Appendix cancer, also called appendiceal cancer, is a rare malignancy of the vermiform appendix, affecting 1,000Americans envirosns each year. The most common tumorof the appendix is carcinoid, but not all appendicealcarcinoids are malignant. The genesis of appendix cancerusually appears in the size of about 2 cm or less, affecting a small fingerlike pouch of the large intestinecalled cecal (or caecal) appendix or vermix). The presence in the lymph nodes or invasion of adjacent tissues in the Annex is a sign of seriousness of the disease.
Among many types, adenocarcinomas are the most common primary carcinoid malignant tumors of theappendix.
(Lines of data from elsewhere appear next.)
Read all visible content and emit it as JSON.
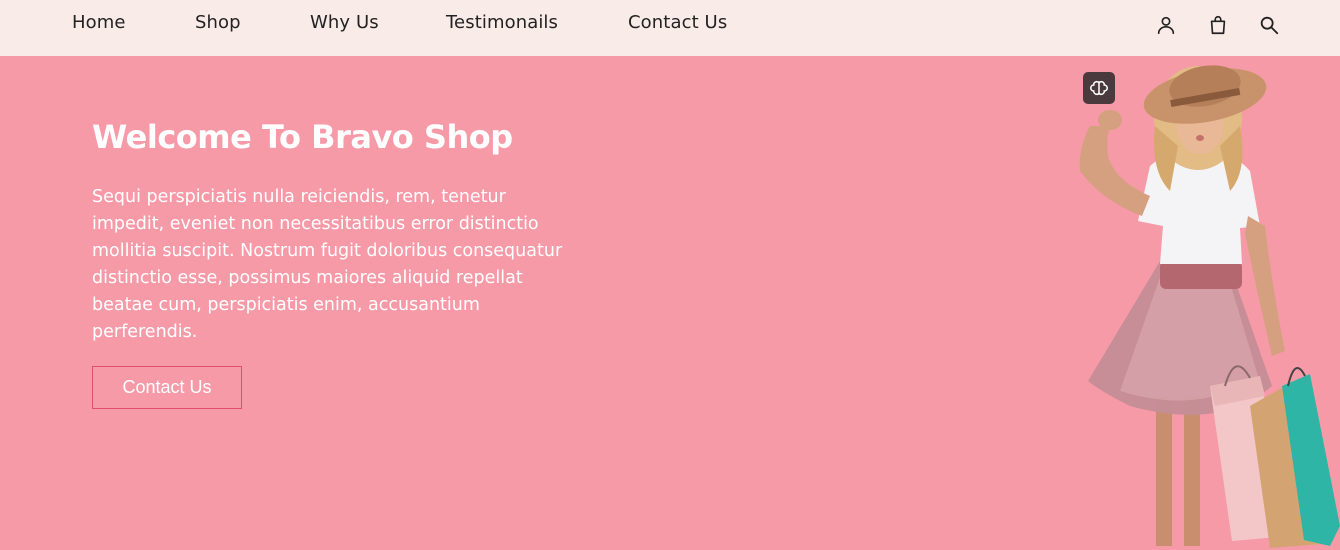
{
  "nav": {
    "links": [
      {
        "label": "Home"
      },
      {
        "label": "Shop"
      },
      {
        "label": "Why Us"
      },
      {
        "label": "Testimonails"
      },
      {
        "label": "Contact Us"
      }
    ],
    "icons": [
      "user-icon",
      "shopping-bag-icon",
      "search-icon"
    ]
  },
  "hero": {
    "title": "Welcome To Bravo Shop",
    "text": "Sequi perspiciatis nulla reiciendis, rem, tenetur impedit, eveniet non necessitatibus error distinctio mollitia suscipit. Nostrum fugit doloribus consequatur distinctio esse, possimus maiores aliquid repellat beatae cum, perspiciatis enim, accusantium perferendis.",
    "button_label": "Contact Us",
    "image_subject": "girl-with-shopping-bags"
  },
  "colors": {
    "nav_background": "#f9ebe7",
    "hero_background": "#f79aa8",
    "button_border": "#e0506e",
    "text_light": "#ffffff"
  }
}
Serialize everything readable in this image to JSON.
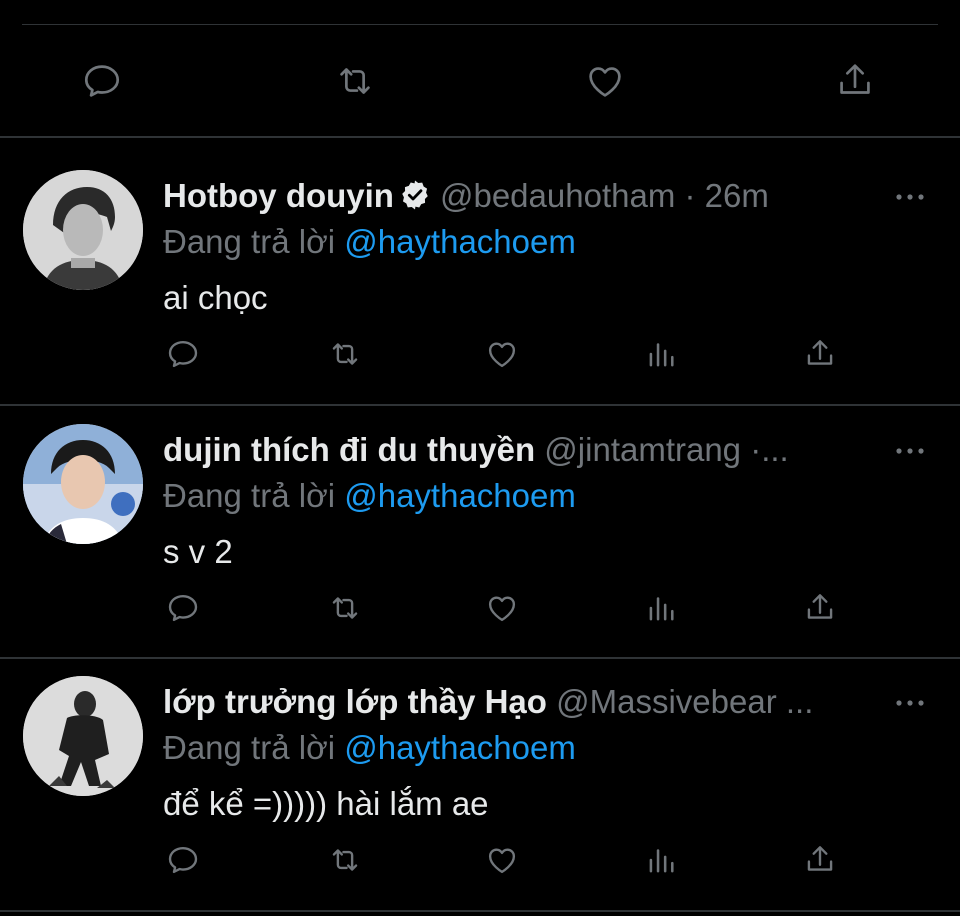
{
  "colors": {
    "background": "#000000",
    "text": "#e7e9ea",
    "muted": "#71767b",
    "link": "#1d9bf0",
    "divider": "#2f3336"
  },
  "top_actions": [
    "reply-icon",
    "retweet-icon",
    "like-icon",
    "share-icon"
  ],
  "tweets": [
    {
      "name": "Hotboy douyin",
      "verified": true,
      "handle_meta": "@bedauhotham · 26m",
      "reply_prefix": "Đang trả lời",
      "reply_mention": "@haythachoem",
      "text": "ai chọc",
      "actions": [
        "reply-icon",
        "retweet-icon",
        "like-icon",
        "analytics-icon",
        "share-icon"
      ]
    },
    {
      "name": "dujin thích đi du thuyền",
      "verified": false,
      "handle_meta": "@jintamtrang ·...",
      "reply_prefix": "Đang trả lời",
      "reply_mention": "@haythachoem",
      "text": "s v 2",
      "actions": [
        "reply-icon",
        "retweet-icon",
        "like-icon",
        "analytics-icon",
        "share-icon"
      ]
    },
    {
      "name": "lớp trưởng lớp thầy Hạo",
      "verified": false,
      "handle_meta": "@Massivebear ...",
      "reply_prefix": "Đang trả lời",
      "reply_mention": "@haythachoem",
      "text": "để kể =))))) hài lắm ae",
      "actions": [
        "reply-icon",
        "retweet-icon",
        "like-icon",
        "analytics-icon",
        "share-icon"
      ]
    }
  ]
}
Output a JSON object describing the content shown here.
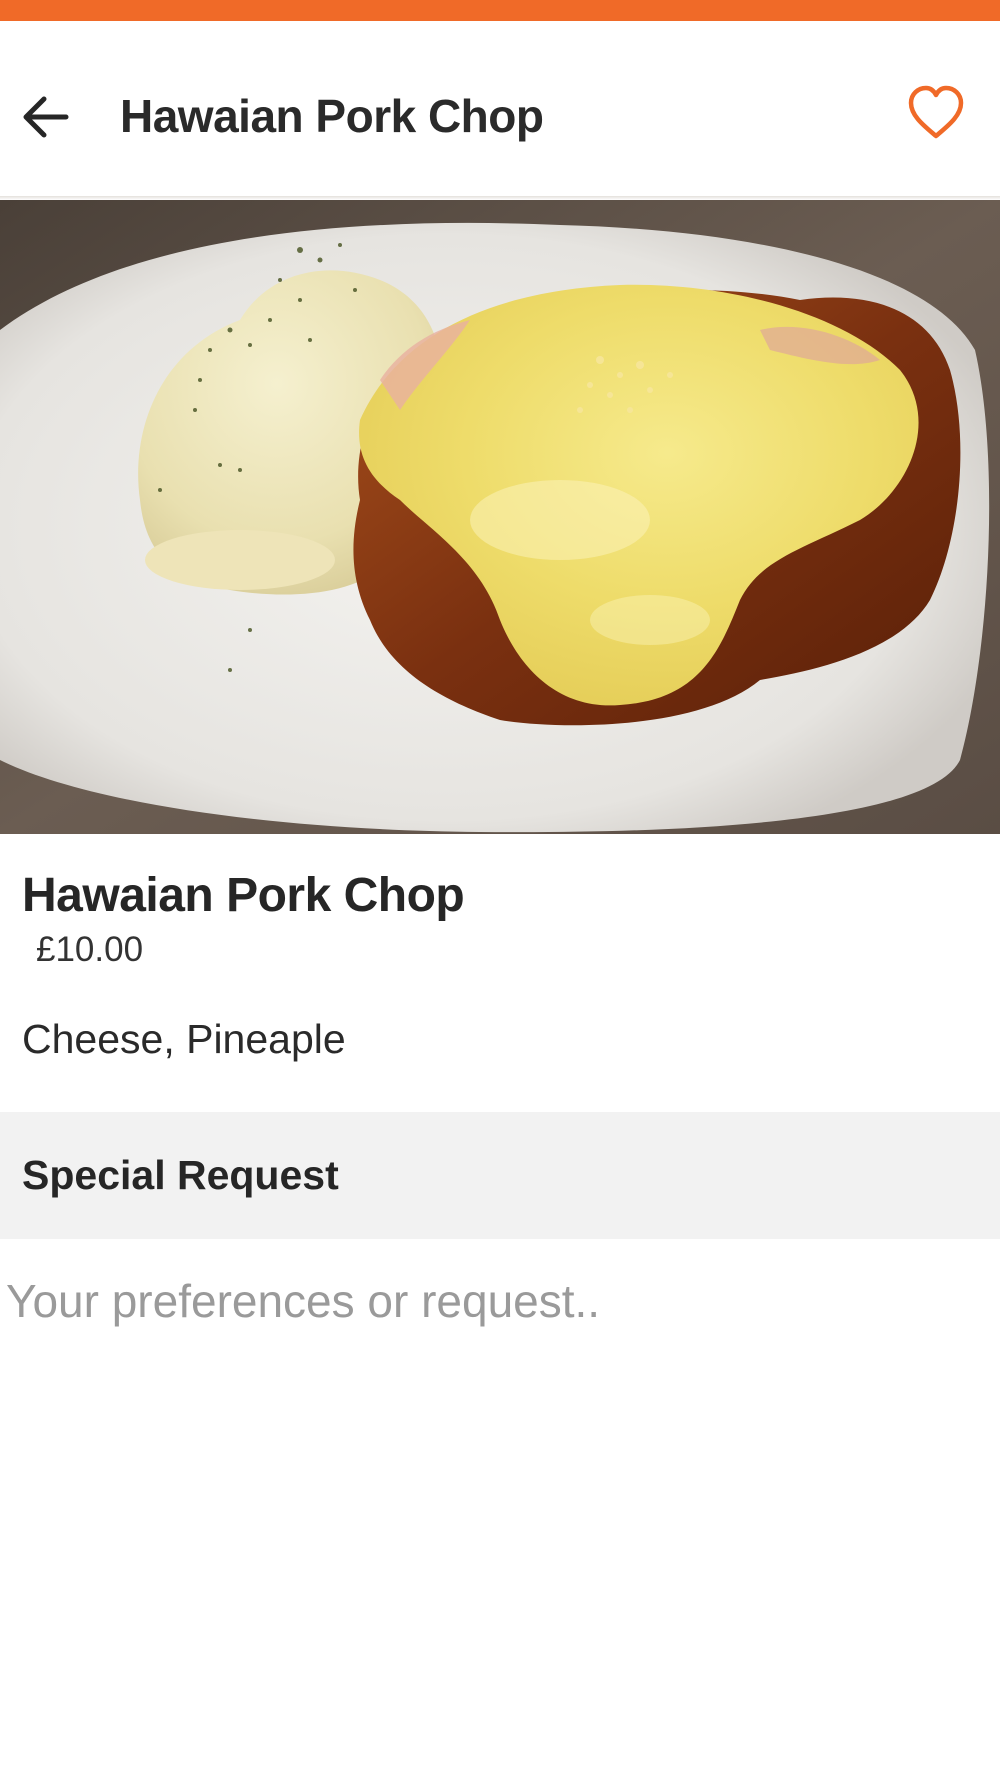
{
  "colors": {
    "accent": "#f06a28",
    "text_primary": "#262626",
    "placeholder": "#9a9a9a",
    "section_background": "#f2f2f2"
  },
  "app_bar": {
    "title": "Hawaian Pork Chop",
    "back_icon": "arrow-left-icon",
    "favorite_icon": "heart-outline-icon"
  },
  "item": {
    "photo": "pork chop with melted cheese and mashed potatoes on a white plate",
    "name": "Hawaian Pork Chop",
    "price": "£10.00",
    "description": "Cheese, Pineaple"
  },
  "special_request": {
    "title": "Special Request",
    "placeholder": "Your preferences or request..",
    "value": ""
  }
}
However, adenocarcinoma originating in the appendix is rare, and generally looks like a microscopique colon adenocarcinoma (acancer that develops in the glandular tissues). Although small in the beginning,Primary signet–ring cell carcinomaof the colon and rectumdo not have a good prognosis. Patients tend to die early with the disease.
Most mucinous tumors of the appendix are benign mucinous cystadenoma. Rare malignant, mucinous cystadenocarcinoma is identified by an invasion through the wall of the appendix or epithelial cells in the mucus covering the peritoneum.
Gastrointestinal stromal tumors are rare benign tumors with malignancy potentiality. Primary lymphomas can occur in the appendix. Breast cancer, colon cancer, and tumors of the female genital tract may metastasize to the appendix.
Appendix Cancer Epidemiology
In a recent study done on primary malignacies in the United States, it is estimated that a rate of 0.12 cases per million inhabitants per year are affected by appendix cancer. During the study, Carcinoid is found inapproximately 1 in 300 appendectomies for acute appendicitis. In another study in Hong Kong, in a series of 1492 appendectomies only 17 cases are identified as cancer: eight were malignant carcinoid without malignant formality;three cases of adenocarcinoma, and one each from cystadenocarcinoma, psedomyxoma peritoneii and metastatic carcinoma were identified. The Remaining was benigntumors.
Appendix Cancer Treatment
There is no single treatment for appendix cancer; treatment varies depending on the stage of the tumor and health status of the patient. Small carcinoid tumors (<2 cm) without malignancy can be treated byappendectomy when complete removal is possible. Carcinoid tumorsand other adenocarcimoas are mostoften treated by right hemicolectomy – A colectomy procedure to remove the right side of the colon.
Pseudomyxoma peritonei treatment includes surgical removal of the visible tumor and affected vital organsin the abdomen and pelvis.During the procedure, the peritoneal cavity is infused with a form of heated chemotherapy called HIPEC in order to kill residual malignant cells. The surgery may or may not be preceded or followed with intravenous chemotherapy or HIPEC.